__Work instructions__:
Go through the records underneath and count the lines that include the string "screenshot". Give nothing but the number.

■ ■ ■ ■ ■ ■ ■

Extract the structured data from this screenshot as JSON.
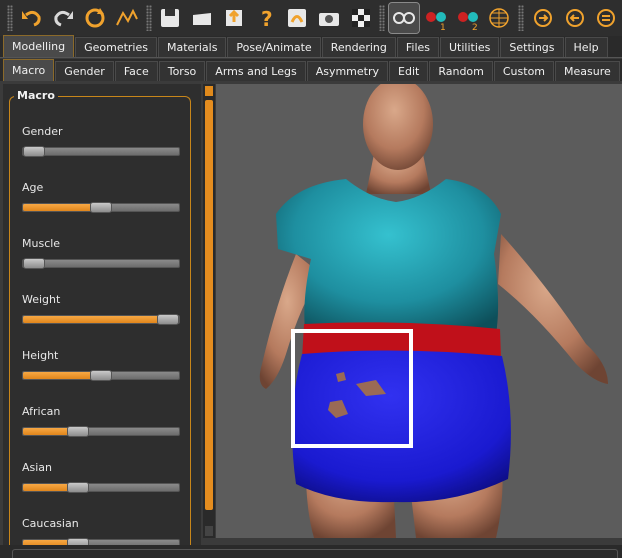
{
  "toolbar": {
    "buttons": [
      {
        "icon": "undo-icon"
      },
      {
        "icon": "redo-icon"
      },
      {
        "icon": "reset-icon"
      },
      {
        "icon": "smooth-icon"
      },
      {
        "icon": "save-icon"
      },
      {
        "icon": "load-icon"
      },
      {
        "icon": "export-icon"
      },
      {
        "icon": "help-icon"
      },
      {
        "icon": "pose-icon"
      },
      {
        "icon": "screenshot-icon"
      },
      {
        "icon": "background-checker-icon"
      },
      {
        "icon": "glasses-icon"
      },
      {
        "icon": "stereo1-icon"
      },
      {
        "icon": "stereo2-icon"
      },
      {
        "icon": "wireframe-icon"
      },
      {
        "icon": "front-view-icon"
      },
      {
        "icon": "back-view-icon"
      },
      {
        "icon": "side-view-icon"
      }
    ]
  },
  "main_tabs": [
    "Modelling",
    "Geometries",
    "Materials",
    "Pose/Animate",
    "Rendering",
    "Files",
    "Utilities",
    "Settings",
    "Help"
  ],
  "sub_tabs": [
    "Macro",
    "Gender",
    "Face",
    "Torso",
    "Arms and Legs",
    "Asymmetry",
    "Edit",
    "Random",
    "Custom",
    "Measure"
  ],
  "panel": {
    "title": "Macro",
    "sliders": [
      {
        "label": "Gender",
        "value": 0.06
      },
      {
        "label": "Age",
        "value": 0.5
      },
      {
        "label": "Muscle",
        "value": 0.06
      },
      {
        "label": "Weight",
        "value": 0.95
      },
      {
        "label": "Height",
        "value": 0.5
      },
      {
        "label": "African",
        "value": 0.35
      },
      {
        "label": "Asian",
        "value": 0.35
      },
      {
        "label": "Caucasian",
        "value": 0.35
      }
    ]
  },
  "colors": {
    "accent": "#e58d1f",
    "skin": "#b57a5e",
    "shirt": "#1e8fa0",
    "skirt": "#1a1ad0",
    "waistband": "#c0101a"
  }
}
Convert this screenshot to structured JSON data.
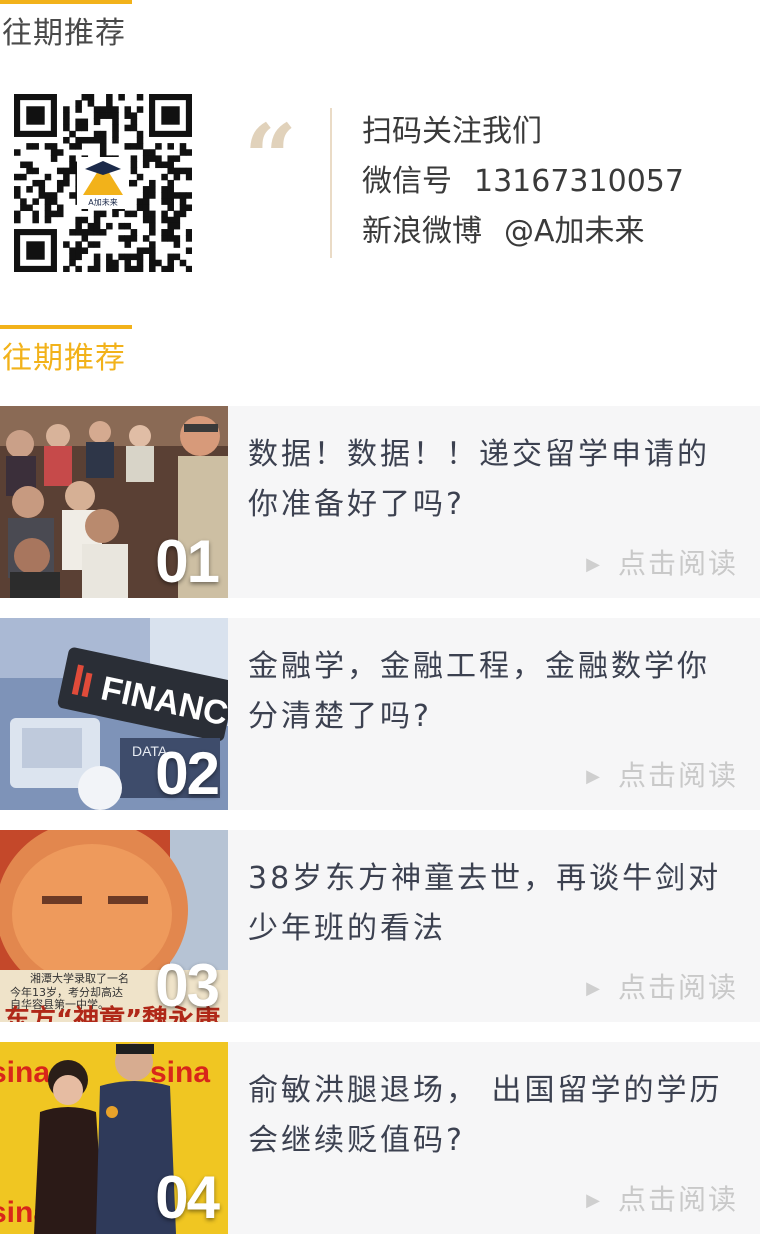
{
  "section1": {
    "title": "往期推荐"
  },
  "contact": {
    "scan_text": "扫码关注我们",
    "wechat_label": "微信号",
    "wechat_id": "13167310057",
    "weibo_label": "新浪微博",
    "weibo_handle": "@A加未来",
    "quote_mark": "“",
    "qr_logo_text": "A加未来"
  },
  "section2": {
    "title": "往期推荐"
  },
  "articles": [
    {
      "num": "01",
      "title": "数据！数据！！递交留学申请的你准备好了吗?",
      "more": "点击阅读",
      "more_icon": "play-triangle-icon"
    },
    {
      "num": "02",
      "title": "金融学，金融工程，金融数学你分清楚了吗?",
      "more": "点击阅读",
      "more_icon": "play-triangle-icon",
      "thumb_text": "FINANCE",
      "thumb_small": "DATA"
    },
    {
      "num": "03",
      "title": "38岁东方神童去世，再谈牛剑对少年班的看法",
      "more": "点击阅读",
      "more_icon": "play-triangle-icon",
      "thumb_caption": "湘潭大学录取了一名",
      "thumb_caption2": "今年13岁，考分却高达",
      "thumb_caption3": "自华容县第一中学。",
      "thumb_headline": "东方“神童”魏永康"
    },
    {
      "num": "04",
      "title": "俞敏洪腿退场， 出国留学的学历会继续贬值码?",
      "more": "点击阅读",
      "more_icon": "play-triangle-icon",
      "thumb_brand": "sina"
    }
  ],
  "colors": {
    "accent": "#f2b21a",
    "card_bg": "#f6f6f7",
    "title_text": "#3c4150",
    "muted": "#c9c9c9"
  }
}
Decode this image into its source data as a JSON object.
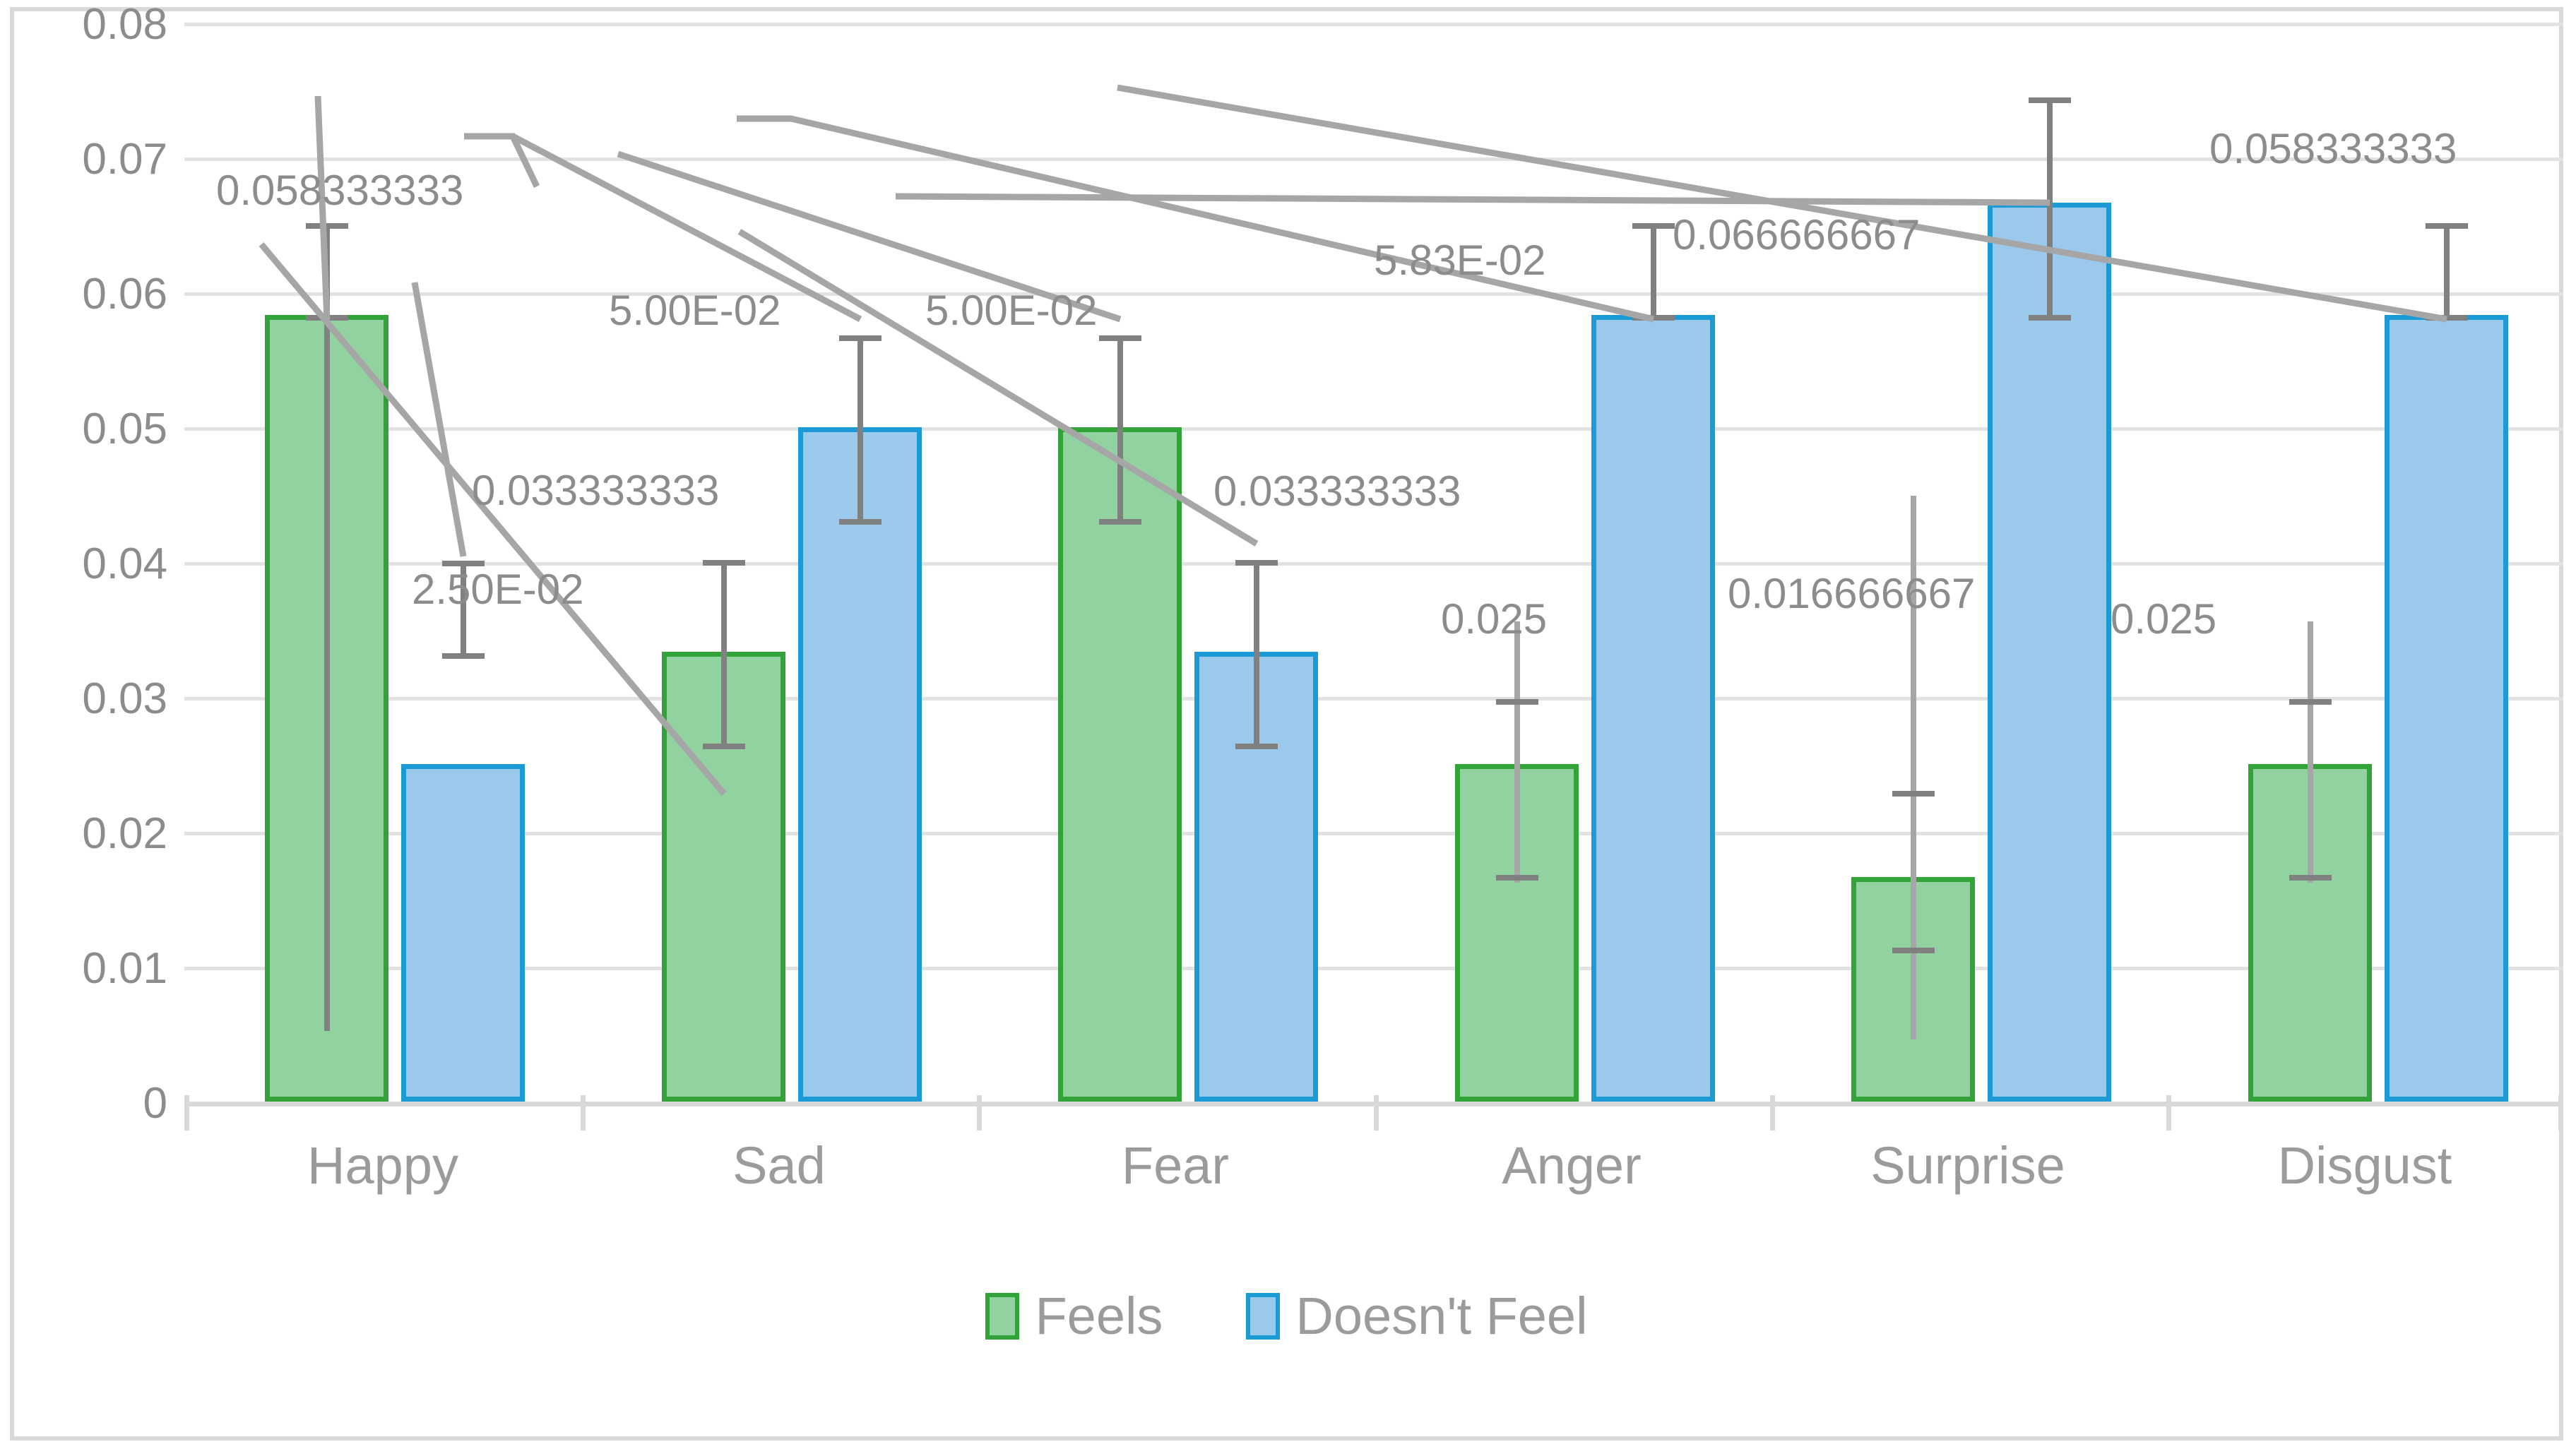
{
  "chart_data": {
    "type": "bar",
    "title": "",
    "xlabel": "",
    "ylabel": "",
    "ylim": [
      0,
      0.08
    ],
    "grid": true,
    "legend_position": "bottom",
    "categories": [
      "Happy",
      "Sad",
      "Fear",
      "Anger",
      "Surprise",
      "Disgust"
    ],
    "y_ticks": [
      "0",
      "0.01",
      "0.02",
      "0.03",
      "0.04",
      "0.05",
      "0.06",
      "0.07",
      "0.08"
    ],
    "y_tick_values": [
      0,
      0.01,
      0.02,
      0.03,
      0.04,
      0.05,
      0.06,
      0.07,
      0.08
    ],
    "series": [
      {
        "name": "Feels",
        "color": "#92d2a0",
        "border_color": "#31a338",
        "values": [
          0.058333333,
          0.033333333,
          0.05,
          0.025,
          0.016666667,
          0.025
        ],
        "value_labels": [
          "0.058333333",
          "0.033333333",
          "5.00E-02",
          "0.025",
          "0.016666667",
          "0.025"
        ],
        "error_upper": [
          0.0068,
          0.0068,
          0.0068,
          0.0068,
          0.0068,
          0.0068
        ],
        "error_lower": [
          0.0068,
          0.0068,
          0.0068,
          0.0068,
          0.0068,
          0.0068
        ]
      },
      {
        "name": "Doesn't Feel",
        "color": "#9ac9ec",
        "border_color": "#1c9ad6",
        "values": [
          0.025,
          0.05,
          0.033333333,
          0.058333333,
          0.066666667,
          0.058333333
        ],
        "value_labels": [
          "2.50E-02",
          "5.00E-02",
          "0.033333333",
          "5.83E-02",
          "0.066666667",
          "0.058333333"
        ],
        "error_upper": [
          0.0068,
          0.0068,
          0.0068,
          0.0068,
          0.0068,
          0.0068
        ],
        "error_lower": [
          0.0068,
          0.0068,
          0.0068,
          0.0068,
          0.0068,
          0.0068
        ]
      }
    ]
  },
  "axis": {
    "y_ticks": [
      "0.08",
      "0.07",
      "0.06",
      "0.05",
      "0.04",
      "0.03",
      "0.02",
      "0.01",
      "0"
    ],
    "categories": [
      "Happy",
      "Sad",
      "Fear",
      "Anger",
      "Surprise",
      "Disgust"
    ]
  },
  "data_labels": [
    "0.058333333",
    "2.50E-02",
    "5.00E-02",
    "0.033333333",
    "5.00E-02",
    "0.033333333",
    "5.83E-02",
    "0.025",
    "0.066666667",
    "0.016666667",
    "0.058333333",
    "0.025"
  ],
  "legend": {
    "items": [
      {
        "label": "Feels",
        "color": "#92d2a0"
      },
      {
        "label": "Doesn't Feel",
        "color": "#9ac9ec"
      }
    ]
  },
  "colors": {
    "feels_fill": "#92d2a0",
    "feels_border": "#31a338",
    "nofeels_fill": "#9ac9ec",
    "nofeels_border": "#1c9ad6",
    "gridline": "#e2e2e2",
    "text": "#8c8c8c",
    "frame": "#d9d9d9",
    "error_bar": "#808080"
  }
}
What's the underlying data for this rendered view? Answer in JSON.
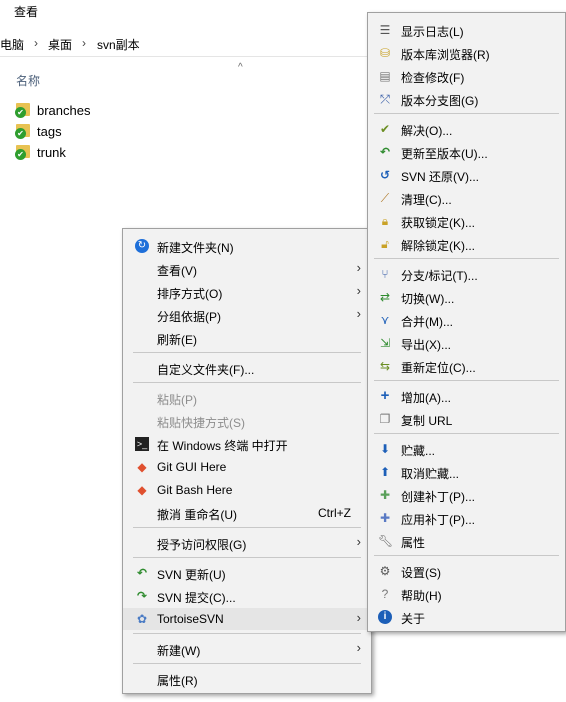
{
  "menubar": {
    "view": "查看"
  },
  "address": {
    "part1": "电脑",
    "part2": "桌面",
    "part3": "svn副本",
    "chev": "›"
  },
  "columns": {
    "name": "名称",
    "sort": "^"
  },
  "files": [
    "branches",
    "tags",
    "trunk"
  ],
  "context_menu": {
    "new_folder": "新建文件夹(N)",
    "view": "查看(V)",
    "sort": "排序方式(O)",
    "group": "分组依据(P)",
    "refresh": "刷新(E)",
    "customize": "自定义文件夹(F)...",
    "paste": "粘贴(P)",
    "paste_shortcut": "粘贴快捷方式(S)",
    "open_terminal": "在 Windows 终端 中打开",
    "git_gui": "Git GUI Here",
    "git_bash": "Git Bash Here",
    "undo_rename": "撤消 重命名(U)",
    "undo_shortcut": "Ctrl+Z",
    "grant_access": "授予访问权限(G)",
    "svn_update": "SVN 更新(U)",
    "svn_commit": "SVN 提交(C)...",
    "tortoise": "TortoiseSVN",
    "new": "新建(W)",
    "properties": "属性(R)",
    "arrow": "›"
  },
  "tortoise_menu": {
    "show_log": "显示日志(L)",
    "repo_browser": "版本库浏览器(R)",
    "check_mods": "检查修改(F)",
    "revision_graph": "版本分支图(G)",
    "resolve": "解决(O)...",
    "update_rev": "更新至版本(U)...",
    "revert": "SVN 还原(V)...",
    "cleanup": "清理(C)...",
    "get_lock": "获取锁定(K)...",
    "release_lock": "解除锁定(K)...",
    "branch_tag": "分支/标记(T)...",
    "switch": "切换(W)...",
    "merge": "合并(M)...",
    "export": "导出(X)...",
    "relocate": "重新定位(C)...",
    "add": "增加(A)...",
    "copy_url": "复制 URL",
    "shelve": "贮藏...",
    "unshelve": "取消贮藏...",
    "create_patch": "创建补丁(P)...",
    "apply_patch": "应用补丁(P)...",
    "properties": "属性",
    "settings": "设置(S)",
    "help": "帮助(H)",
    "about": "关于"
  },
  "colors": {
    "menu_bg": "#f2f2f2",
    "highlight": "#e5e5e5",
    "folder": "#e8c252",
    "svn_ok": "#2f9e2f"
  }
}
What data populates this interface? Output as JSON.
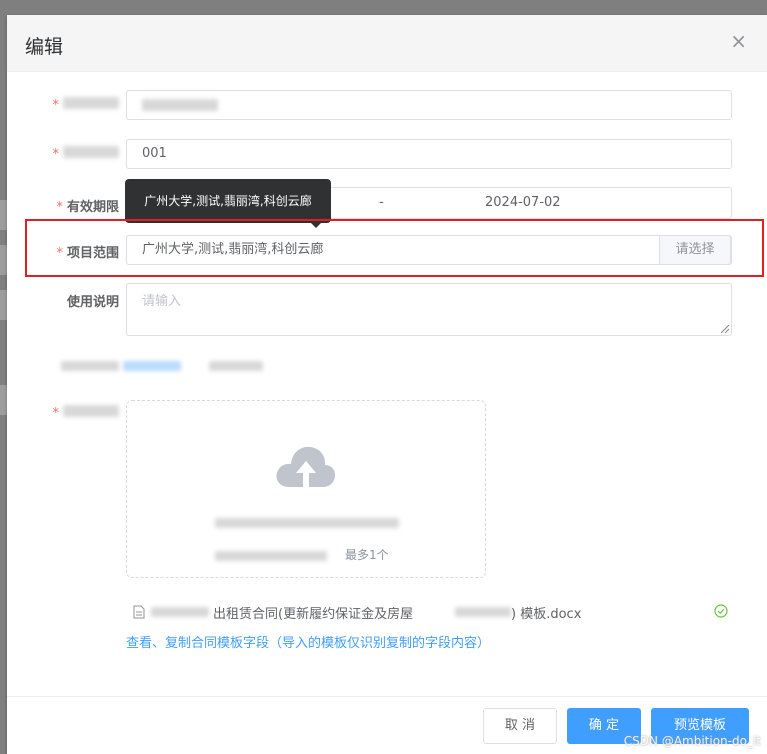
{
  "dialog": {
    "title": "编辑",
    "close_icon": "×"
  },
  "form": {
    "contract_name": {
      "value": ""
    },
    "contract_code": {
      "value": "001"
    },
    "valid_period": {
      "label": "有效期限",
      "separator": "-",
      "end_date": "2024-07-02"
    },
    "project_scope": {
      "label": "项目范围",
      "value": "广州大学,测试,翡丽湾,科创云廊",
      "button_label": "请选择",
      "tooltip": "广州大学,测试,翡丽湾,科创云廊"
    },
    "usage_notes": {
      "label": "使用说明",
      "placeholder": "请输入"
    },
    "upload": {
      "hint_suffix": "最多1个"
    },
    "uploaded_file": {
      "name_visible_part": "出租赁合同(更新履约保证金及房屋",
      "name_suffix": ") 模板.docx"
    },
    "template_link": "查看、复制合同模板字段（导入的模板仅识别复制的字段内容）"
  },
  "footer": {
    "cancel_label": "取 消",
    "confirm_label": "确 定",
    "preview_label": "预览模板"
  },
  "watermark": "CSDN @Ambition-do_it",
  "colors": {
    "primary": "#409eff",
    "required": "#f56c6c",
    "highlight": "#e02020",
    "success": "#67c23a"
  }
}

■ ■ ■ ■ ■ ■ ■

__Solution for this task__:
3